Variations in Risk of End-Stage Renal Disease and Risk of Mortality in an International Study of Patients With Type 1 Diabetes and Advanced Nephropathy
Publikation: Bidrag til tidsskrift › Tidsskriftartikel › Forskning › fagfællebedømt
Jan Skupien, Adam M Smiles, Erkka Valo, Tarunveer S Ahluwalia, Beata Gyorgy, Niina Sandholm, Stephanie Croall, Maria Lajer, Kevin McDonnell, Carol Forsblom, Valma Harjutsalo, Michel Marre, Andrzej T Galecki, David-Alexandre Tregouet, Chun Yi Wu, Josyf C Mychaleckyj, Helen Nickerson, Marlon Pragnell, Stephen S Rich, Marcus G Pezzolesi & 4 andre
OBJECTIVE: Patients with type 1 diabetes and diabetic nephropathy are targets for intervention to reduce high risk of end-stage renal disease (ESRD) and deaths. This study compares risks of these outcomes in four international cohorts.
RESEARCH DESIGN AND METHODS: In the 1990s and early 2000s, Caucasian patients with type 1 diabetes with persistent macroalbuminuria in chronic kidney disease stages 1-3 were identified in the Joslin Clinic (U.S., 432), Finnish Diabetic Nephropathy Study (FinnDiane) (Finland, 486), Steno Diabetes Center Copenhagen (Denmark, 368), and INSERM (France, 232) and were followed for 3-18 years with annual creatinine measurements to ascertain ESRD and deaths unrelated to ESRD.
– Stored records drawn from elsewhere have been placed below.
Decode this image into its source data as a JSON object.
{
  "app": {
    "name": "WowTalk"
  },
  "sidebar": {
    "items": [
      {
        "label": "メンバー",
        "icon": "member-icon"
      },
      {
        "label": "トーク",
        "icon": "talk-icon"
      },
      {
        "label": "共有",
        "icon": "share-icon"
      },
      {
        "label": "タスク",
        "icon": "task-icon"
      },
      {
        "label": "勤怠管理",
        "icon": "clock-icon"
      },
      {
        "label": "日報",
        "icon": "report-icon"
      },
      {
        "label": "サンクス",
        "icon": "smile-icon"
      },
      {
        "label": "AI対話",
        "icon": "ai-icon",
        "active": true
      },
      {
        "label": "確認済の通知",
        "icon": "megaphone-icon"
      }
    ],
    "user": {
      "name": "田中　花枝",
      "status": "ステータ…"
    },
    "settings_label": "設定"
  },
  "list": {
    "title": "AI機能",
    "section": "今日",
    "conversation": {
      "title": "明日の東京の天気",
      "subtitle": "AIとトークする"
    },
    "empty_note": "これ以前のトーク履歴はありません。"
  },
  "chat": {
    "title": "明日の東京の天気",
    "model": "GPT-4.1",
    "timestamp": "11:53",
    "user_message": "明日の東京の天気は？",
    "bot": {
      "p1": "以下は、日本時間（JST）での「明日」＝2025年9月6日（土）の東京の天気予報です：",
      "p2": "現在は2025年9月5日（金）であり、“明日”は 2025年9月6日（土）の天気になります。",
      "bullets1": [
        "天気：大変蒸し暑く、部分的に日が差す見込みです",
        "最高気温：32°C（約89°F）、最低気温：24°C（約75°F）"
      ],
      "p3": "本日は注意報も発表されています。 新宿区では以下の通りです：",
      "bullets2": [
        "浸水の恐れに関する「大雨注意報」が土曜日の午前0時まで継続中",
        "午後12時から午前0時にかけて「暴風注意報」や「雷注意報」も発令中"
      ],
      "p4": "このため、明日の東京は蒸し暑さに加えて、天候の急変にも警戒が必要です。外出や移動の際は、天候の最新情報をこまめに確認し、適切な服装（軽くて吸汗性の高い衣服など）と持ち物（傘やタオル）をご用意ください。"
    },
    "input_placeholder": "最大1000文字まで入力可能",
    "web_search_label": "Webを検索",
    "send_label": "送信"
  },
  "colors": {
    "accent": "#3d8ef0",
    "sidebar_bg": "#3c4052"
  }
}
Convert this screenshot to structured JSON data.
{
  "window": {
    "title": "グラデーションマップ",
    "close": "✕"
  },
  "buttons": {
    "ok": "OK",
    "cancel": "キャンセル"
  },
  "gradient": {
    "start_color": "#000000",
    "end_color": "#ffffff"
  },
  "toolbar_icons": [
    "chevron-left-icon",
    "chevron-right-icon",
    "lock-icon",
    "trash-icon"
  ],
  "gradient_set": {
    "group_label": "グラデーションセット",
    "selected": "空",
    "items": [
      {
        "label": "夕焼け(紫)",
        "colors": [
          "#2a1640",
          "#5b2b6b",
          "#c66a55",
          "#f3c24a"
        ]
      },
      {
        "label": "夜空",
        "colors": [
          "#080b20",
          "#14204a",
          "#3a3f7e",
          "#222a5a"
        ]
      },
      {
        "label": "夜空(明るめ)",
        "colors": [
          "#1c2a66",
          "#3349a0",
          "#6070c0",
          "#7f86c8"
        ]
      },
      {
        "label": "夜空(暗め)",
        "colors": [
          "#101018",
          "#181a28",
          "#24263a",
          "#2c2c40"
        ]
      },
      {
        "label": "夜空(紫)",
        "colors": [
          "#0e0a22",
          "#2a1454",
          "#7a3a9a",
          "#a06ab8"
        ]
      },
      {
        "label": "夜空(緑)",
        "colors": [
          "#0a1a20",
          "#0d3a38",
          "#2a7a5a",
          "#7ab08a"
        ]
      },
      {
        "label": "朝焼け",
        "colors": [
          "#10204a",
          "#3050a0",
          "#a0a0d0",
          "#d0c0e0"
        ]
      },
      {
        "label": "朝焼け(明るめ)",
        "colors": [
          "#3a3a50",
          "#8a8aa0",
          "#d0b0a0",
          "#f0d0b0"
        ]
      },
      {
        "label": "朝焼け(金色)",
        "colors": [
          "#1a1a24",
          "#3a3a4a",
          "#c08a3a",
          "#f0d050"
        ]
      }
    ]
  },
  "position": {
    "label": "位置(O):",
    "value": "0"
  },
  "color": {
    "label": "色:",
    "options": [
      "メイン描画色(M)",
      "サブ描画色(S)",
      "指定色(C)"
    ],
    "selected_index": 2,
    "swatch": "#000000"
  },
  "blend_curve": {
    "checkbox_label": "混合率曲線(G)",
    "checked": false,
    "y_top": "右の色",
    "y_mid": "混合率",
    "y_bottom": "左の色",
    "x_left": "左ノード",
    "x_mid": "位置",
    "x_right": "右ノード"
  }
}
RESULTS: During 15,685 patient-years, 505 ESRD cases (rate 32/1,000 patient-years) and 228 deaths unrelated to ESRD (rate 14/1,000 patient-years) occurred. Risk of ESRD was associated with male sex; younger age; lower estimated glomerular filtration rate (eGFR); higher albumin/creatinine ratio, HbA1c, and systolic blood pressure; and smoking. Risk of death unrelated to ESRD was associated with older age, smoking, and higher baseline eGFR. In adjusted analysis, ESRD risk was highest in Joslin versus reference FinnDiane (hazard ratio [HR] 1.44, P = 0.003) and lowest in Steno (HR 0.54, P < 0.001). Differences in eGFR slopes paralleled risk of ESRD. Mortality unrelated to ESRD was lowest in Joslin (HR 0.68, P = 0.003 vs. the other cohorts). Competing risk did not explain international differences in the outcomes.
CONCLUSIONS: Despite almost universal renoprotective treatment, progression to ESRD and mortality in patients with type 1 diabetes with advanced nephropathy are still very high and differ among countries. Finding causes of these differences may help reduce risk of these outcomes.
|Status||Udgivet - 2019|
© 2018 by the American Diabetes Association.